▶ Data about app and page elements
══════════
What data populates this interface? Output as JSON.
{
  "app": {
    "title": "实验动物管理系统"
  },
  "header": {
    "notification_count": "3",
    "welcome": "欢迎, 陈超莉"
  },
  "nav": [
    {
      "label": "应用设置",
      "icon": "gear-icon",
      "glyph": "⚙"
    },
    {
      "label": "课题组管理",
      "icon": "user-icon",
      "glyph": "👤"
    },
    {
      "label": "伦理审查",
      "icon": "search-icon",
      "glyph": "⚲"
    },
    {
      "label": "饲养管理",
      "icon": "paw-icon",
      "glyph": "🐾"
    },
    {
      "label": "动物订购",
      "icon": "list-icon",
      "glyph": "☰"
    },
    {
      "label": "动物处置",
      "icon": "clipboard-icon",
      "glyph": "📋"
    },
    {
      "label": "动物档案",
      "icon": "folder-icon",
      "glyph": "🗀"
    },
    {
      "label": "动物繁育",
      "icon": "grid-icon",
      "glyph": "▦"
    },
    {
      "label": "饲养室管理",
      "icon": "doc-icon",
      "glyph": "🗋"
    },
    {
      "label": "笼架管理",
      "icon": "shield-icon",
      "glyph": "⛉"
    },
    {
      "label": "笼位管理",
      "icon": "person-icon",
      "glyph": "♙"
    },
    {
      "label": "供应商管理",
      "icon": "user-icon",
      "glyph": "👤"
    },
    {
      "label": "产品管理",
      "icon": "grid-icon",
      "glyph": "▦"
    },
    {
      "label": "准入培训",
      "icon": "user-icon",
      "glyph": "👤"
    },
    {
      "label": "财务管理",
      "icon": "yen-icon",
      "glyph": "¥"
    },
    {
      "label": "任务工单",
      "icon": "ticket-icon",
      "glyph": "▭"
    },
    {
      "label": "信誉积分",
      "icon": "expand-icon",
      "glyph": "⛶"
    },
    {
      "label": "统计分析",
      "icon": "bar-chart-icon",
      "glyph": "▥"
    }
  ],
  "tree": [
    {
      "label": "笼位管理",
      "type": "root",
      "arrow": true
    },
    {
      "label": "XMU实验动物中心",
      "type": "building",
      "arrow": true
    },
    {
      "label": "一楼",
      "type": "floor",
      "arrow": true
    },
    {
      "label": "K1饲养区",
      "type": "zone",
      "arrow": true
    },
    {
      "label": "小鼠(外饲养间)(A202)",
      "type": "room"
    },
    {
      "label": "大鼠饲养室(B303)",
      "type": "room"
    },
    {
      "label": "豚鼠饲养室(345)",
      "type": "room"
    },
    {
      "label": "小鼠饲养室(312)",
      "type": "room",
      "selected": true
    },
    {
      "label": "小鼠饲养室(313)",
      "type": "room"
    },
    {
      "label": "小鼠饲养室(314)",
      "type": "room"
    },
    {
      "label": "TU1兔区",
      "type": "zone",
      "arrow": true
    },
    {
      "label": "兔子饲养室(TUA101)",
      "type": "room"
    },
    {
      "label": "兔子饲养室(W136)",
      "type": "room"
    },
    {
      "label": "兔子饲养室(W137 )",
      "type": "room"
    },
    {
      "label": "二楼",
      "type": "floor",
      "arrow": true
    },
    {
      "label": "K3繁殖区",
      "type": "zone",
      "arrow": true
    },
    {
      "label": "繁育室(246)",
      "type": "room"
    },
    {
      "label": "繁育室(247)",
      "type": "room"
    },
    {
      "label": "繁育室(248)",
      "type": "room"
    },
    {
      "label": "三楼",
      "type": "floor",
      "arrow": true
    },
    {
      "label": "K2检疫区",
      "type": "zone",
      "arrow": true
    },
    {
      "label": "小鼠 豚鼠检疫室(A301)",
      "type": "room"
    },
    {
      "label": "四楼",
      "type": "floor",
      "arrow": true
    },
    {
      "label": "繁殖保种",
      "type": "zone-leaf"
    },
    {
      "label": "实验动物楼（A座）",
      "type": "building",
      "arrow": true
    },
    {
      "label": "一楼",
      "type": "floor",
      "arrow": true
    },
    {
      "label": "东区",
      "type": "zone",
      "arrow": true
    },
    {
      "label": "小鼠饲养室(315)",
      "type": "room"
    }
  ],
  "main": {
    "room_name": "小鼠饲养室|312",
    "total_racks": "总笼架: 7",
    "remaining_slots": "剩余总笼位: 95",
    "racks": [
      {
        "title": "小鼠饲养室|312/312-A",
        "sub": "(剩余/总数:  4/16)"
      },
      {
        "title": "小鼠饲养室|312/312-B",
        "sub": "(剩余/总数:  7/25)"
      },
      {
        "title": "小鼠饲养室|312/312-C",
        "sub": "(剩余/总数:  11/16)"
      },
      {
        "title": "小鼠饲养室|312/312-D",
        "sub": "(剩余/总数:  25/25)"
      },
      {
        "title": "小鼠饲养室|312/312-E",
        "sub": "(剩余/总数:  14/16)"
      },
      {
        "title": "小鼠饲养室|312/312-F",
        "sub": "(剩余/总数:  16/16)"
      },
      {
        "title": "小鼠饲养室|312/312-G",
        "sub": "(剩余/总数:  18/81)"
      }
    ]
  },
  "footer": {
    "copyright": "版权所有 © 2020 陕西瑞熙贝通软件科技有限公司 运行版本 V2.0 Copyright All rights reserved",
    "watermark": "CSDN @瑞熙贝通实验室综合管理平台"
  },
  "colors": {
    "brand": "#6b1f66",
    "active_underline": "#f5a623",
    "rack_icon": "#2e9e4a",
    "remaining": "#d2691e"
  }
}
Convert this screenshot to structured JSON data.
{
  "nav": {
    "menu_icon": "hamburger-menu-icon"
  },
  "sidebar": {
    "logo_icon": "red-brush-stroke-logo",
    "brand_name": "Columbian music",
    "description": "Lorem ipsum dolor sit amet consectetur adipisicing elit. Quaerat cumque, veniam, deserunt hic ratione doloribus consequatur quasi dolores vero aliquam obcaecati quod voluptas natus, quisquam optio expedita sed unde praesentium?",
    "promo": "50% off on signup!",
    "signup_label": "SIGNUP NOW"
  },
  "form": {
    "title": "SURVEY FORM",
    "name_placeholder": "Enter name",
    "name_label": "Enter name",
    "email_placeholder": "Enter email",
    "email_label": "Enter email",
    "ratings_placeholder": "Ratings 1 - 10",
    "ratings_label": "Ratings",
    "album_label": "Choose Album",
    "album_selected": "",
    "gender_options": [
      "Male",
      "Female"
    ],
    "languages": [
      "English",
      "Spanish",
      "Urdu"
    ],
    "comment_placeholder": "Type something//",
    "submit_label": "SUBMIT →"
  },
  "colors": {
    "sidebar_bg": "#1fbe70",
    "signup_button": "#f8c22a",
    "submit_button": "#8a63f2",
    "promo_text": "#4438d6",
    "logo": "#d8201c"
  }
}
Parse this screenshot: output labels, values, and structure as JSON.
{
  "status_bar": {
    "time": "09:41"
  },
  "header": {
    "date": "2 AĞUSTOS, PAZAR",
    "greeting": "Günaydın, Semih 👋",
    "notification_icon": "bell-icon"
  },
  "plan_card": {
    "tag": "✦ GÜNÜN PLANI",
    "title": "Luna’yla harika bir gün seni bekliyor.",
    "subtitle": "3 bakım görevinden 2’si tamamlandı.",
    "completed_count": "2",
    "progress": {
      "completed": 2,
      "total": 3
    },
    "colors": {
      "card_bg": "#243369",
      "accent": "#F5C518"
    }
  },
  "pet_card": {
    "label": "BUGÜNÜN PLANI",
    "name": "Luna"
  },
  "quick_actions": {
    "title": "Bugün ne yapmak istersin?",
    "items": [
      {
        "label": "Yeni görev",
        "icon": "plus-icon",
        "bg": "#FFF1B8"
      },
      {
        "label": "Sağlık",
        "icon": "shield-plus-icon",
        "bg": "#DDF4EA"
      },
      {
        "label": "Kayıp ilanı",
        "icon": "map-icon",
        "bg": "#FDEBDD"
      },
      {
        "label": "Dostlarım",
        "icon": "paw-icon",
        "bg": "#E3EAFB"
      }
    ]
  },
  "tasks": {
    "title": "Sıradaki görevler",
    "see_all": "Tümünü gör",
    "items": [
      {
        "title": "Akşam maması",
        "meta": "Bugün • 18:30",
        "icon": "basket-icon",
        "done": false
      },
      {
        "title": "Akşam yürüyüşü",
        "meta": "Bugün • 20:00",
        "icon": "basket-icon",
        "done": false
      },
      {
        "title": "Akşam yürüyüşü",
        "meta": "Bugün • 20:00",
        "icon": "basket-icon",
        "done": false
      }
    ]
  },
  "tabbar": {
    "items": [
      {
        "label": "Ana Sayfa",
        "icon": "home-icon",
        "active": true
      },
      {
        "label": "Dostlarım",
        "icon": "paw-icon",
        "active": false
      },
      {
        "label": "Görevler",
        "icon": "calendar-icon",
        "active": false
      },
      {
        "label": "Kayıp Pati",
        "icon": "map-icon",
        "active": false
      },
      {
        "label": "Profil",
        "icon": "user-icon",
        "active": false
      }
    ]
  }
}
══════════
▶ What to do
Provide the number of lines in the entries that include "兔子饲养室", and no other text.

▶ Response to the exercise
3